INSTRUCTIONS FOR THE TASK:
Report back every line below that carries the word "true".

EXERCISE MATERIALS START

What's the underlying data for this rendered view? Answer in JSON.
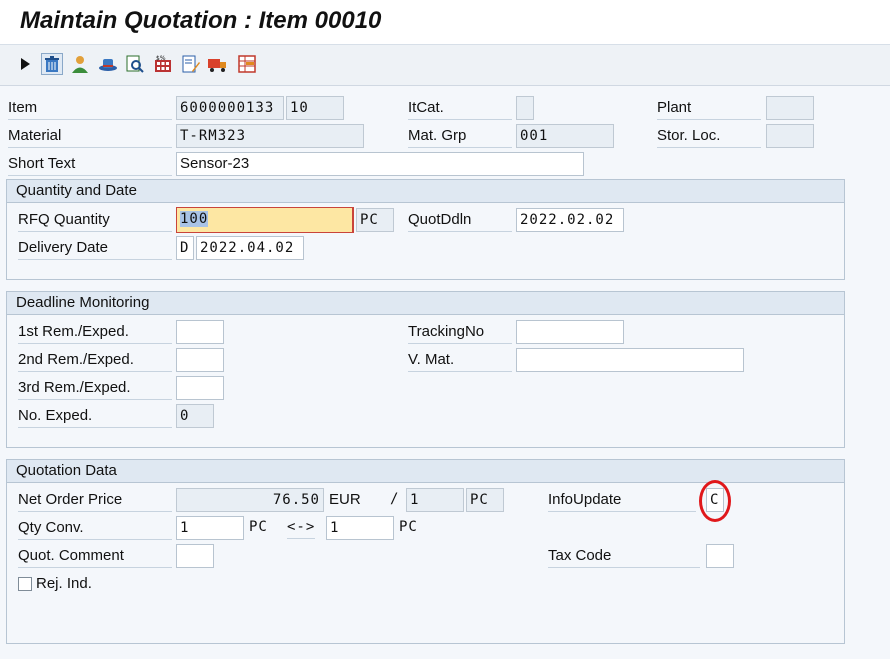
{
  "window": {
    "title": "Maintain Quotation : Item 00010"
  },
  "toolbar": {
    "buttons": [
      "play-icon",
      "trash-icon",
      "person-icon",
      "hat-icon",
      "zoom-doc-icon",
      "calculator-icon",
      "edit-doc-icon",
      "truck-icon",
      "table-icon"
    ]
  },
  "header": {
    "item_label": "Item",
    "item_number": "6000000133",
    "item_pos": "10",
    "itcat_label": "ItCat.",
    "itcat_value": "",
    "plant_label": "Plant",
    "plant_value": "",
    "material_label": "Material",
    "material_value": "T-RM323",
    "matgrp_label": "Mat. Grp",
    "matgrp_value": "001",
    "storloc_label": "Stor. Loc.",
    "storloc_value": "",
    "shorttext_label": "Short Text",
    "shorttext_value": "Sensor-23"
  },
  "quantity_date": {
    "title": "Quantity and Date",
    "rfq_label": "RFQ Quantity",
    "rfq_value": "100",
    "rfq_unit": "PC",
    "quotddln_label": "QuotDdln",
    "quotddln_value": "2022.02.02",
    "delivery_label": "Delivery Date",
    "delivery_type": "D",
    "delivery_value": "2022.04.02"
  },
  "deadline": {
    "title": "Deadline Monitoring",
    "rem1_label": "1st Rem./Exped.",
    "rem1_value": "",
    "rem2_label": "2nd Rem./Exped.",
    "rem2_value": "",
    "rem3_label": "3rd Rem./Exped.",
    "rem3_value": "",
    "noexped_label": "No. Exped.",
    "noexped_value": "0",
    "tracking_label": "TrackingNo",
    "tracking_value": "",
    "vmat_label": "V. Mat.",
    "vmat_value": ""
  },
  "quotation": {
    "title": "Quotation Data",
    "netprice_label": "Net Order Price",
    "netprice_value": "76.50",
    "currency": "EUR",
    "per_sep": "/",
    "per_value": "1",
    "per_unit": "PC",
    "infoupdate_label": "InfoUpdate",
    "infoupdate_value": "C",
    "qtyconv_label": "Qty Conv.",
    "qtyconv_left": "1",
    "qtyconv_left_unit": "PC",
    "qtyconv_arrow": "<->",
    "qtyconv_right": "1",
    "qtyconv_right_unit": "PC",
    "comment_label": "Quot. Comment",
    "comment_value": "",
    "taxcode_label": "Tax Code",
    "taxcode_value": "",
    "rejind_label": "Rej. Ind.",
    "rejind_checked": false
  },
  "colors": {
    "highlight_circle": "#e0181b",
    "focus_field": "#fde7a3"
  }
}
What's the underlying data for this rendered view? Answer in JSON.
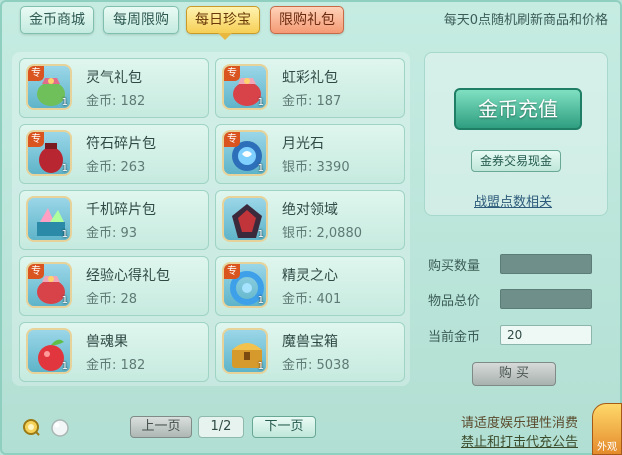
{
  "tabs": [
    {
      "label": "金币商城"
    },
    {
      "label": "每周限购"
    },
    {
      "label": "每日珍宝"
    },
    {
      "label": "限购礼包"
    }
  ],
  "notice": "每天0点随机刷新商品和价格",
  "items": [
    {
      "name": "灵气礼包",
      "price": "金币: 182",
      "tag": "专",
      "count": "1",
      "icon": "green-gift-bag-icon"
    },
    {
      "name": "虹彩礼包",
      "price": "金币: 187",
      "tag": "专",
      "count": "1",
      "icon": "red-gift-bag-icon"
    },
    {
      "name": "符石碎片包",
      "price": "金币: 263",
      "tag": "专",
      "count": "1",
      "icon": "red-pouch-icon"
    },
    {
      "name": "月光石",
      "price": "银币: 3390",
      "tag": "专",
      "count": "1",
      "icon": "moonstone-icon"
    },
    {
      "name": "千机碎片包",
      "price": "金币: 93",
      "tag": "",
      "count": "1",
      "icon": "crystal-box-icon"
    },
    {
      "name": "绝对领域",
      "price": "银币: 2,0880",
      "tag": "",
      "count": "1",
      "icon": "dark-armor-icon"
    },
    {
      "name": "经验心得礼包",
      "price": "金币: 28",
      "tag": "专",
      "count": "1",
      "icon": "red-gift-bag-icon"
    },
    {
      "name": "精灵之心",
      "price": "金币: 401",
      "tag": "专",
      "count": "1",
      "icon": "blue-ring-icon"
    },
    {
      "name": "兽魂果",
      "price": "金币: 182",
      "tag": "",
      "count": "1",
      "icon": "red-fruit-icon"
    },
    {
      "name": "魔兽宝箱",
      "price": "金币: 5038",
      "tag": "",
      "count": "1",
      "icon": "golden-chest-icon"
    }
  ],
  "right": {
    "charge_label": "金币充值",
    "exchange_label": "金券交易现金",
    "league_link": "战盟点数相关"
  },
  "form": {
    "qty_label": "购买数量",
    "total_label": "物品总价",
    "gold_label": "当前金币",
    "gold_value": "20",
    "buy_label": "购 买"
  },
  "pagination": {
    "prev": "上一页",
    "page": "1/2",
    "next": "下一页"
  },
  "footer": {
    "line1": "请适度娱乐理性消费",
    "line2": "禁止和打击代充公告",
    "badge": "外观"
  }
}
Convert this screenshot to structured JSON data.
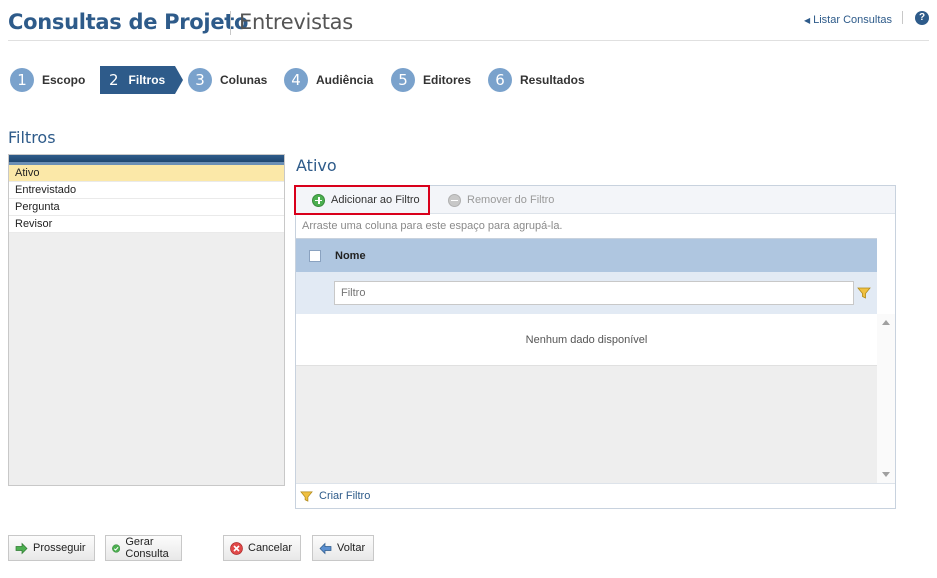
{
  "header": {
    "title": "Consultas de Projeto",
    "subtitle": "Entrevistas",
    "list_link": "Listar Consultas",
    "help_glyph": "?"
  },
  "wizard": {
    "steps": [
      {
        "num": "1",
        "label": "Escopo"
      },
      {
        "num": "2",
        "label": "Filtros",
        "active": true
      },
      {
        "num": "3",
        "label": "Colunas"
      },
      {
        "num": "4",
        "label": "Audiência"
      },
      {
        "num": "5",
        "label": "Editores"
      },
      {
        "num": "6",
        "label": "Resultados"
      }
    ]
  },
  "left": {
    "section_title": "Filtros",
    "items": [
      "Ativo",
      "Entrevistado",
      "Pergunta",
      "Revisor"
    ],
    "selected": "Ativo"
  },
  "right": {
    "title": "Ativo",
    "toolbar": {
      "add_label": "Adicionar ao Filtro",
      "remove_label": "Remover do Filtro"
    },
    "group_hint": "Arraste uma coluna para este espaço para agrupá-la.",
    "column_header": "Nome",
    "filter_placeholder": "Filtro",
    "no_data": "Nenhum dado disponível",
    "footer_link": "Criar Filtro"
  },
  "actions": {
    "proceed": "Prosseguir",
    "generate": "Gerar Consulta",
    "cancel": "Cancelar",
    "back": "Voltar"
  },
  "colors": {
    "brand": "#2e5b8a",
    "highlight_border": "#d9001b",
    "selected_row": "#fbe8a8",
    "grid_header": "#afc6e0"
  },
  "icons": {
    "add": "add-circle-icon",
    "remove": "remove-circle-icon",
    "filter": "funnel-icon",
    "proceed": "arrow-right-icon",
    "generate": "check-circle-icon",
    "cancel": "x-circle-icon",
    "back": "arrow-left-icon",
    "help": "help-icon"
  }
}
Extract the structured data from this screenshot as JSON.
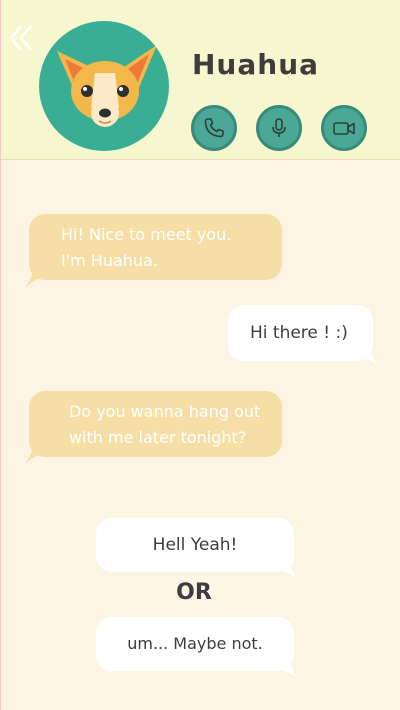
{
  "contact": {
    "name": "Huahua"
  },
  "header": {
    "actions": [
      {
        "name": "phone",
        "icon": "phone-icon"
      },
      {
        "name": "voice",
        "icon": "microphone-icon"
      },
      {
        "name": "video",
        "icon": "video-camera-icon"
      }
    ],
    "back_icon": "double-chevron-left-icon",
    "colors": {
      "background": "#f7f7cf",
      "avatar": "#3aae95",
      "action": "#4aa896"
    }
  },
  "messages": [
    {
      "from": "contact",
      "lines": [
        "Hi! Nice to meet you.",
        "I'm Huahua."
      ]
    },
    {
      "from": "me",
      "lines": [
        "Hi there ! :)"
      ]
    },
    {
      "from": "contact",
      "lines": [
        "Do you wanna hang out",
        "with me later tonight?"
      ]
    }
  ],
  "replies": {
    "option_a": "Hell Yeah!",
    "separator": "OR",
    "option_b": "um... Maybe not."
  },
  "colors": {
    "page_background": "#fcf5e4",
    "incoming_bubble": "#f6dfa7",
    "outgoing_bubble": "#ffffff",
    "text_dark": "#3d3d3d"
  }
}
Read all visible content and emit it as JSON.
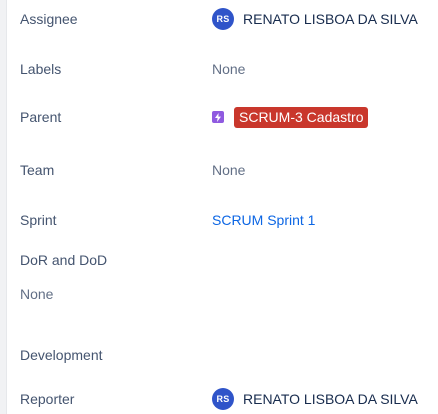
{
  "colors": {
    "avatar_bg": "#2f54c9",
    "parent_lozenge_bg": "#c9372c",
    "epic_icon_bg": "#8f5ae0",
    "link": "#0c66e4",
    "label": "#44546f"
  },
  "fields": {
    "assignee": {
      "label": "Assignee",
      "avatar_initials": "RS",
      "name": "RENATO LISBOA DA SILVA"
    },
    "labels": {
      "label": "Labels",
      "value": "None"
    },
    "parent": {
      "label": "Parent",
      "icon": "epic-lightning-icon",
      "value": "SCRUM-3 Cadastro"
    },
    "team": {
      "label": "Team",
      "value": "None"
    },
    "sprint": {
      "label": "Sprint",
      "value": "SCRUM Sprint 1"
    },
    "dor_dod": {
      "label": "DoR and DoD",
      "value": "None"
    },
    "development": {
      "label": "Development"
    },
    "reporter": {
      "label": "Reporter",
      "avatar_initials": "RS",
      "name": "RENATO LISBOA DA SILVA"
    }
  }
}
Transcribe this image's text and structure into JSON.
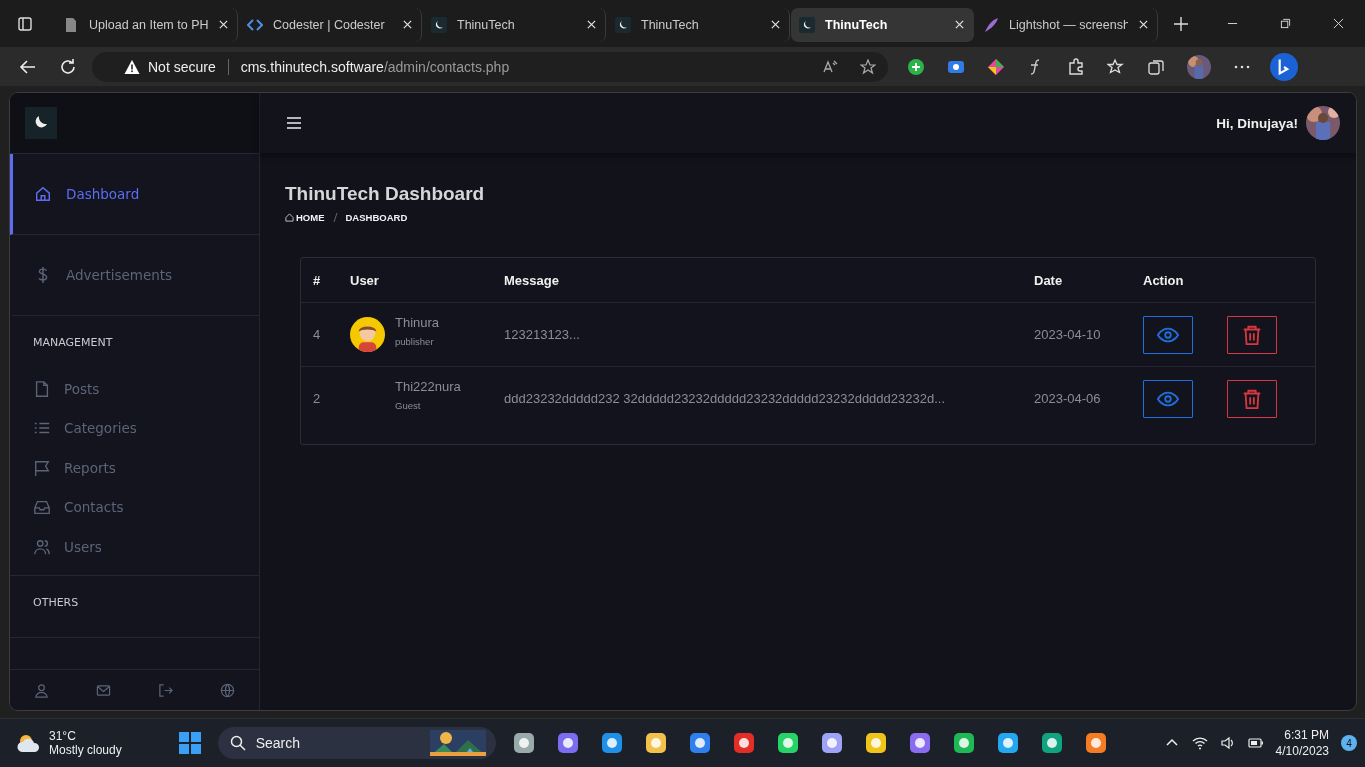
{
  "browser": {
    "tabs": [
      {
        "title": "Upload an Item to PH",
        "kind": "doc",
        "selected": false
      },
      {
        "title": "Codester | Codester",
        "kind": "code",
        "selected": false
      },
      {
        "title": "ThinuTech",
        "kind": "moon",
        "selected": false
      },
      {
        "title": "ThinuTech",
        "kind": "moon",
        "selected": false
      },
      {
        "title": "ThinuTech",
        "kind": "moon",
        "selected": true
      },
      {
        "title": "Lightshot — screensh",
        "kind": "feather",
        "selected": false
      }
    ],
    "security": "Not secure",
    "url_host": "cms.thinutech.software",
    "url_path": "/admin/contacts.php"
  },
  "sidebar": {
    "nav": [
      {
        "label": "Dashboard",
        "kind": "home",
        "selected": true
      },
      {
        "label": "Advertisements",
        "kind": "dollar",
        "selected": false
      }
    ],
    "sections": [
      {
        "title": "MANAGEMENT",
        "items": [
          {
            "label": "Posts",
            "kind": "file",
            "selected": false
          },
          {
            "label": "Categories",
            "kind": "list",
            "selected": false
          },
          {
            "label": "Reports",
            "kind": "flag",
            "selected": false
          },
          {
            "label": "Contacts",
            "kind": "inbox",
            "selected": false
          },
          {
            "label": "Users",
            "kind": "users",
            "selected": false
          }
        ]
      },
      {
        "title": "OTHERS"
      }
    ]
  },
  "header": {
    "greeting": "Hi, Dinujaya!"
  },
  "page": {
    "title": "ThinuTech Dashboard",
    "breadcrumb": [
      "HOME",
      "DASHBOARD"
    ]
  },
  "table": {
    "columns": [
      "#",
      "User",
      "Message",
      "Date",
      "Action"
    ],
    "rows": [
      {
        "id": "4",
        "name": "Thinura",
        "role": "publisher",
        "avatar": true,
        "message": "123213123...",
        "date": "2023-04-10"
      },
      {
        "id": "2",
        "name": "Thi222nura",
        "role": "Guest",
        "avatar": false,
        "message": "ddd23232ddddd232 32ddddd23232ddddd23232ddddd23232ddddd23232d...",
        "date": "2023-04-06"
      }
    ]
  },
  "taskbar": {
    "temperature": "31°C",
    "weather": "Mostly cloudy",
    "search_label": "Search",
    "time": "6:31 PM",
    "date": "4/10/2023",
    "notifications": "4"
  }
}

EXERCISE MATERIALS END

TASK OUTPUT:
        "active": true
        "selected": true
        "selected": true
        "avatar": true,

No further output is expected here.